Collected data entries
===
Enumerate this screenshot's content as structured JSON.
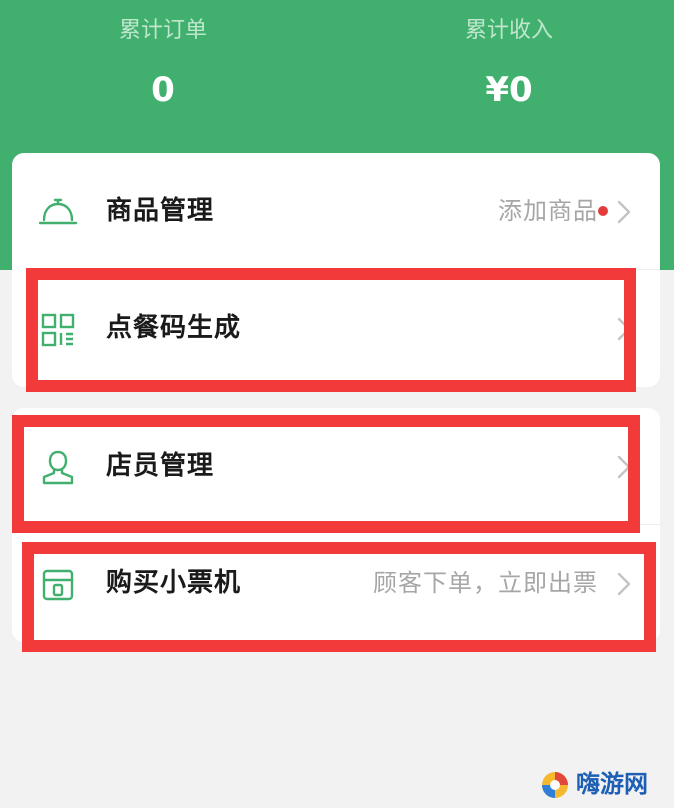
{
  "colors": {
    "brand_green": "#41b06f",
    "highlight_red": "#f23a3a",
    "badge_red": "#e23c3c",
    "hint_gray": "#a6a6a6"
  },
  "stats": {
    "orders": {
      "label": "累计订单",
      "value": "0"
    },
    "income": {
      "label": "累计收入",
      "value": "¥0"
    }
  },
  "menu": [
    {
      "label": "商品管理",
      "hint": "添加商品",
      "icon": "bell-cloche-icon",
      "badge": true
    },
    {
      "label": "点餐码生成",
      "hint": "",
      "icon": "qr-code-icon",
      "badge": false
    },
    {
      "label": "店员管理",
      "hint": "",
      "icon": "person-icon",
      "badge": false
    },
    {
      "label": "购买小票机",
      "hint": "顾客下单，立即出票",
      "icon": "printer-box-icon",
      "badge": false
    }
  ],
  "watermark": {
    "text": "嗨游网"
  }
}
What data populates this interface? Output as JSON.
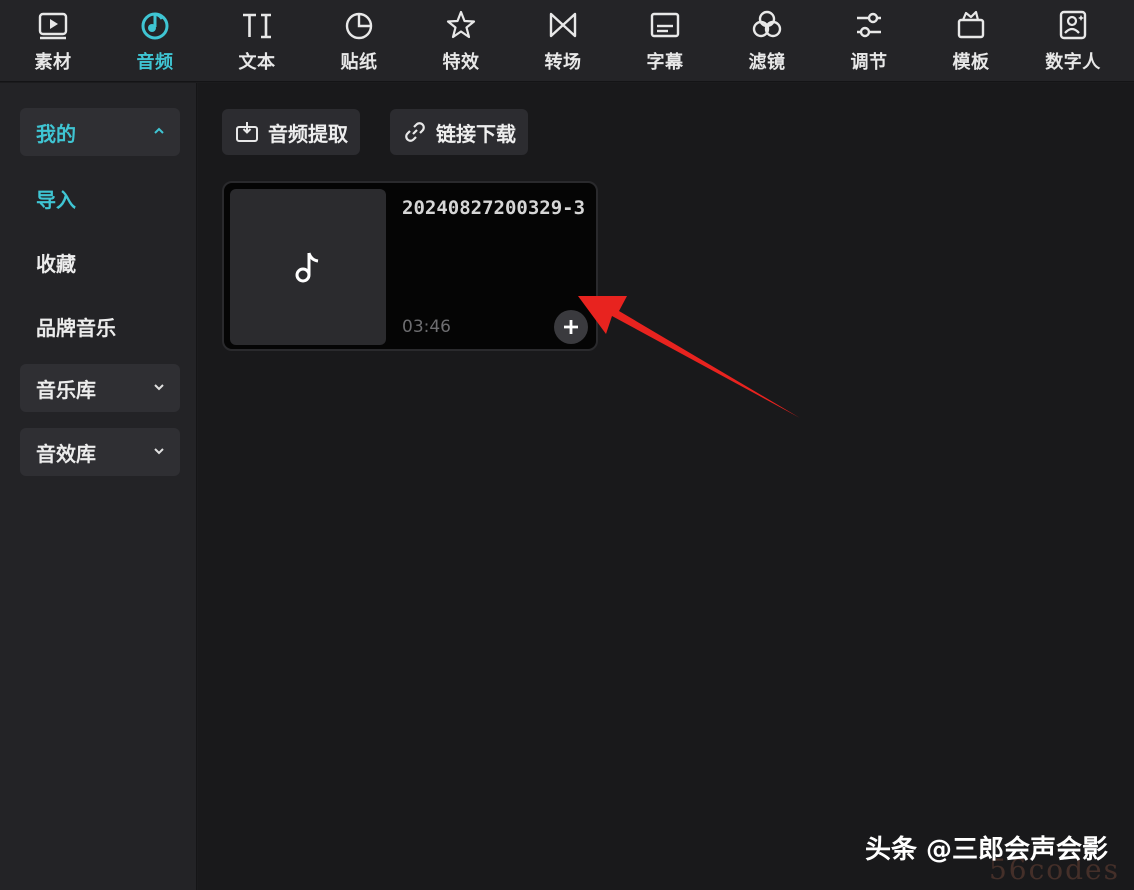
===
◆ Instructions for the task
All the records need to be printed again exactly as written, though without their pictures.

◆ Answer box
Enumerate this screenshot's content as structured JSON.
{
  "colors": {
    "brand_green": "#41b06f",
    "highlight_red": "#f23a3a",
    "badge_red": "#e23c3c",
    "hint_gray": "#a6a6a6"
  },
  "stats": {
    "orders": {
      "label": "累计订单",
      "value": "0"
    },
    "income": {
      "label": "累计收入",
      "value": "¥0"
    }
  },
  "menu": [
    {
      "label": "商品管理",
      "hint": "添加商品",
      "icon": "bell-cloche-icon",
      "badge": true
    },
    {
      "label": "点餐码生成",
      "hint": "",
      "icon": "qr-code-icon",
      "badge": false
    },
    {
      "label": "店员管理",
      "hint": "",
      "icon": "person-icon",
      "badge": false
    },
    {
      "label": "购买小票机",
      "hint": "顾客下单，立即出票",
      "icon": "printer-box-icon",
      "badge": false
    }
  ],
  "watermark": {
    "text": "嗨游网"
  }
}
What data populates this interface? Output as JSON.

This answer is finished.